[[ Given records, beginning ]]

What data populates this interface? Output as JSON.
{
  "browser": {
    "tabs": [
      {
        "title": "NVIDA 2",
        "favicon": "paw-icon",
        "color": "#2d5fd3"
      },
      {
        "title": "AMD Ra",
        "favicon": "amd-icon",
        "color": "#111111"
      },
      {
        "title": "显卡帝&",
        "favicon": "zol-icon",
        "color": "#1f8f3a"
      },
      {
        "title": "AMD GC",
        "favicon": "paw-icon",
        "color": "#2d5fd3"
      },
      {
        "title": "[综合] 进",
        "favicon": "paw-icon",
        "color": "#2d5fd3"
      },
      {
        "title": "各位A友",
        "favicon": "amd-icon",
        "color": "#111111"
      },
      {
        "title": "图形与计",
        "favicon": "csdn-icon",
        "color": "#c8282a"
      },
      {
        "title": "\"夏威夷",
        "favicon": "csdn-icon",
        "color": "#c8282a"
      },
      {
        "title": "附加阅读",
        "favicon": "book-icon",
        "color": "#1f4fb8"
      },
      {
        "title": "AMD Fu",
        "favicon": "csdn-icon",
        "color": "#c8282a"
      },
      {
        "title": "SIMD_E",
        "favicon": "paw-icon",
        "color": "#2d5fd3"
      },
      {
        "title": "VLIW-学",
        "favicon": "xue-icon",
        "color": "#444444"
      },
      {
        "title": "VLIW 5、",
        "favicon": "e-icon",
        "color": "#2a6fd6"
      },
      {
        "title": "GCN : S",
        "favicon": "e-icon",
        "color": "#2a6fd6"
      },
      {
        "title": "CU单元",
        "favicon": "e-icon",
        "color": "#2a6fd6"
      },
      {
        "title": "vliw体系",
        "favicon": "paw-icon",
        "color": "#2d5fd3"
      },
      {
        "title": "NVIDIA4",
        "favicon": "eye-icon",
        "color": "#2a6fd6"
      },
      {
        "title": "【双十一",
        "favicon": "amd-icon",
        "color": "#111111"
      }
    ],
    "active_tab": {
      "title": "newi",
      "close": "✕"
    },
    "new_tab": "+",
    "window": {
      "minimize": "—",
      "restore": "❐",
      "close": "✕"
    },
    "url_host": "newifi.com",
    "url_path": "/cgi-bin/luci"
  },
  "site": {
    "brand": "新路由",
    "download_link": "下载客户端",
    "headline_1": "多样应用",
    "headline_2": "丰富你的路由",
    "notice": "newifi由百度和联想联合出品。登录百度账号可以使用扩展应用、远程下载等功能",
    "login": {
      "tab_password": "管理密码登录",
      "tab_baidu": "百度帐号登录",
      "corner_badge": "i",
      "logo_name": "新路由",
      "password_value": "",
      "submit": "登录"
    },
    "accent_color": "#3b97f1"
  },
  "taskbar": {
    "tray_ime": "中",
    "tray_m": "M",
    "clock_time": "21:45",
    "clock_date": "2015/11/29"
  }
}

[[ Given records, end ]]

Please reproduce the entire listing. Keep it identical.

What data populates this interface? Output as JSON.
{
  "browser": {
    "tabs": [
      {
        "title": "NVIDA 2",
        "favicon": "paw-icon",
        "color": "#2d5fd3"
      },
      {
        "title": "AMD Ra",
        "favicon": "amd-icon",
        "color": "#111111"
      },
      {
        "title": "显卡帝&",
        "favicon": "zol-icon",
        "color": "#1f8f3a"
      },
      {
        "title": "AMD GC",
        "favicon": "paw-icon",
        "color": "#2d5fd3"
      },
      {
        "title": "[综合] 进",
        "favicon": "paw-icon",
        "color": "#2d5fd3"
      },
      {
        "title": "各位A友",
        "favicon": "amd-icon",
        "color": "#111111"
      },
      {
        "title": "图形与计",
        "favicon": "csdn-icon",
        "color": "#c8282a"
      },
      {
        "title": "\"夏威夷",
        "favicon": "csdn-icon",
        "color": "#c8282a"
      },
      {
        "title": "附加阅读",
        "favicon": "book-icon",
        "color": "#1f4fb8"
      },
      {
        "title": "AMD Fu",
        "favicon": "csdn-icon",
        "color": "#c8282a"
      },
      {
        "title": "SIMD_E",
        "favicon": "paw-icon",
        "color": "#2d5fd3"
      },
      {
        "title": "VLIW-学",
        "favicon": "xue-icon",
        "color": "#444444"
      },
      {
        "title": "VLIW 5、",
        "favicon": "e-icon",
        "color": "#2a6fd6"
      },
      {
        "title": "GCN : S",
        "favicon": "e-icon",
        "color": "#2a6fd6"
      },
      {
        "title": "CU单元",
        "favicon": "e-icon",
        "color": "#2a6fd6"
      },
      {
        "title": "vliw体系",
        "favicon": "paw-icon",
        "color": "#2d5fd3"
      },
      {
        "title": "NVIDIA4",
        "favicon": "eye-icon",
        "color": "#2a6fd6"
      },
      {
        "title": "【双十一",
        "favicon": "amd-icon",
        "color": "#111111"
      }
    ],
    "active_tab": {
      "title": "newi",
      "close": "✕"
    },
    "new_tab": "+",
    "window": {
      "minimize": "—",
      "restore": "❐",
      "close": "✕"
    },
    "url_host": "newifi.com",
    "url_path": "/cgi-bin/luci"
  },
  "site": {
    "brand": "新路由",
    "download_link": "下载客户端",
    "headline_1": "多样应用",
    "headline_2": "丰富你的路由",
    "notice": "newifi由百度和联想联合出品。登录百度账号可以使用扩展应用、远程下载等功能",
    "login": {
      "tab_password": "管理密码登录",
      "tab_baidu": "百度帐号登录",
      "corner_badge": "i",
      "logo_name": "新路由",
      "password_value": "",
      "submit": "登录"
    },
    "accent_color": "#3b97f1"
  },
  "taskbar": {
    "tray_ime": "中",
    "tray_m": "M",
    "clock_time": "21:45",
    "clock_date": "2015/11/29"
  }
}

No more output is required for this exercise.